"It is not often you get the chance to work on a restoration project like this. These opportunities are often a one-off in a career span. The project has included surveying and archaeology – treading the ground for the location of original garden features.
The restoration project is bringing the 90 acres at Wrest Park back to life, with attention to historic design and detail, and the six apprentices working with us are a key part of that."
Were your training objectives achieved?
"Yes, we have achieved our training objectives. English Heritage is concerned with learning about heritage, context, conservation and restoration. Theory and practical work is then applied in specialist areas. The apprenticeship training programme delivers that by providing theory training at Shuttleworth College and practical work at Wrest Park."
The benefits of the apprenticeship programme to Shuttleworth College
Paul Labous (Lecturer in Horticulture at Shuttleworth College):
“Apprentices at Wrest Park gain all the practical aspects of horticulture and learn the theory at Shuttleworth College that is related directly back to the practical work of the project.
They also share their enthusiasm for the Wrest Park project with students at Shuttleworth College, where there is a diverse learning forum. Our students bring to the College a wide range of skills and experience and sharing knowledge and experience benefits everyone.
The RHS Diploma is recognised across the globe and indeed many of our students have gone on to a wide range of careers world-wide.”
Apprentices comment on their experience
Jo Laybourn, an apprentice working on the Wrest Park restoration project, said that she was keen to work at Wrest Park after reading an article in English Heritage magazine and says “it is a truly inspiring place to work. We study one day a week at Shuttleworth College and Paul Labous responds to emails quickly and with enthusiasm. Shuttleworth College provides a very nurturing environment for study.

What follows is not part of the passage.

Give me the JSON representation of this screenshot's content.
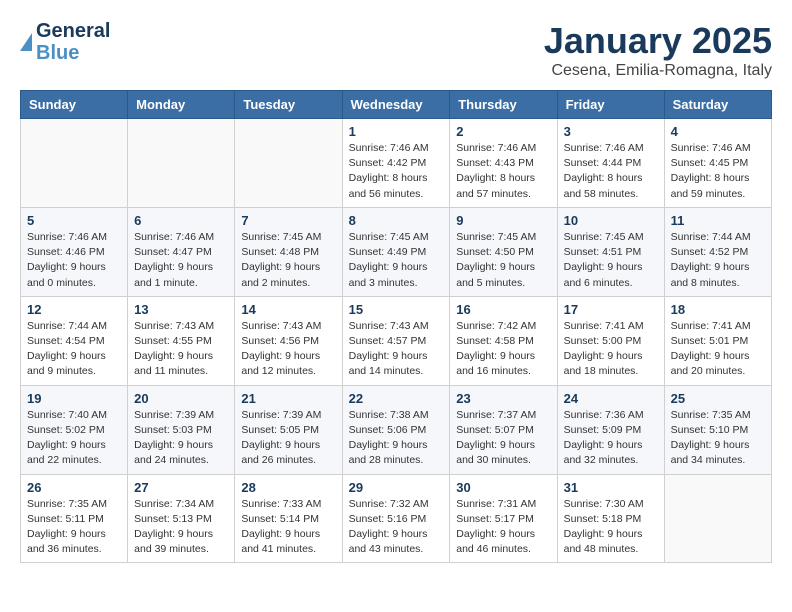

I joined Wrest Park as an apprentice after being a stay at home parent looking after my children. The sense of team spirit is wonderful and the job keeps me fit in mind and body. I do feel that these are the best days of my life. It is fun and there are so many strands including going behind the scenes to meet others working in gardens. I have an MSc in Environmental Management and adding the RHS Diploma to my CV will open up career opportunities with so many different branches of horticulture and industry to consider.”
Rob Burstow, Apprentice working on the Wrest Park restoration project, explained that he heard about the apprentice scheme whilst studying at Shuttleworth College, and applied. He added: “It has been a valuable experience for me and meant that I could continue studying at Shuttleworth College for RHS Diploma Level 3."
“The RHS qualification and experience of working here will boost my CV. have a degree in journalism and see my career path as working in journalism for a horticultural publication. The experience of studying and working in horticulture at Wrest Park is invaluable.
We learn the theory at Shuttleworth College and bring it to life with practical work at Wrest Park. I find restoration work fascinating and important.”